(What is needed):
What lines in the entries hold the string "multiplier"? List them.

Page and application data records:
-.-.-

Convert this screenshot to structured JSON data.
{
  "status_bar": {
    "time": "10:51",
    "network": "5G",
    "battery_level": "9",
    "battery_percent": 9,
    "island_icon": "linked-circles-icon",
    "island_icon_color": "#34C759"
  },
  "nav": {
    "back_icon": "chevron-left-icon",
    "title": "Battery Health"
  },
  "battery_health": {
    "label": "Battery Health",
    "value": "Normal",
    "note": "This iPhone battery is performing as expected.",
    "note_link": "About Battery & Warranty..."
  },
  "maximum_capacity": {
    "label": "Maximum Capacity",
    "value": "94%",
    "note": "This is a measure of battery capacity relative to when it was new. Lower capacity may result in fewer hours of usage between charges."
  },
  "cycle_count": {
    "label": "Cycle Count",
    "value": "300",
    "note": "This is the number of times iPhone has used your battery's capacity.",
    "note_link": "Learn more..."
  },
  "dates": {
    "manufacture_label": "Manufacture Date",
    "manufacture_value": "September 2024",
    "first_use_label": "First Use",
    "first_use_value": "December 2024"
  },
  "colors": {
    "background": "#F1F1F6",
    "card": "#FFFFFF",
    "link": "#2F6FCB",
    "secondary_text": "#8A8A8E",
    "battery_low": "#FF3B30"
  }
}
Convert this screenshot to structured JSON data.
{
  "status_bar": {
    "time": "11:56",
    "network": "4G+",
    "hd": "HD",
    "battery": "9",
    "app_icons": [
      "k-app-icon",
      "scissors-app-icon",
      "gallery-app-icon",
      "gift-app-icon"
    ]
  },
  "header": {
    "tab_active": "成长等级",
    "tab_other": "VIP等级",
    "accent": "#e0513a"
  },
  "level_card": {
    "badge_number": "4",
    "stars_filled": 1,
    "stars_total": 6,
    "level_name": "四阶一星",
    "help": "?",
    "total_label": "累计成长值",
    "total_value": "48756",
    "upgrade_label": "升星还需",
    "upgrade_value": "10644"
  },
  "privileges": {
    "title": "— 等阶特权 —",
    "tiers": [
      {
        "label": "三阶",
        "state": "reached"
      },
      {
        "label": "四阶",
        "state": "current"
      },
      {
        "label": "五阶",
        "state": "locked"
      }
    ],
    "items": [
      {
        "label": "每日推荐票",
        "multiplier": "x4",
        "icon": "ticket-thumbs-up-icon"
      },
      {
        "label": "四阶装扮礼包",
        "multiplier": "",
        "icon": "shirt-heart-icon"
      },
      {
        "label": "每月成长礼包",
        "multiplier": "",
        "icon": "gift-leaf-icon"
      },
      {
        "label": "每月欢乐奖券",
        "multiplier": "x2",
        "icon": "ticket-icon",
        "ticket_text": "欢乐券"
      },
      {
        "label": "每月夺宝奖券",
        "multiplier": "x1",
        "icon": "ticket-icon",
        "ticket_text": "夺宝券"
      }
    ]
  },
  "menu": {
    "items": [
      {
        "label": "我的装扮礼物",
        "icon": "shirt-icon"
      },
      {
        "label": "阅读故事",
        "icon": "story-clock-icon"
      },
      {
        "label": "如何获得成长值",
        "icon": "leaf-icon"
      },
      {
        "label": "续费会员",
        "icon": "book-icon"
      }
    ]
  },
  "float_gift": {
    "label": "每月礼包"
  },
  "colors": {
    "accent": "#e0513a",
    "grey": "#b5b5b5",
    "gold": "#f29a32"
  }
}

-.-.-

(Exercise result):
        "multiplier": "x4",
        "multiplier": "",
        "multiplier": "",
        "multiplier": "x2",
        "multiplier": "x1",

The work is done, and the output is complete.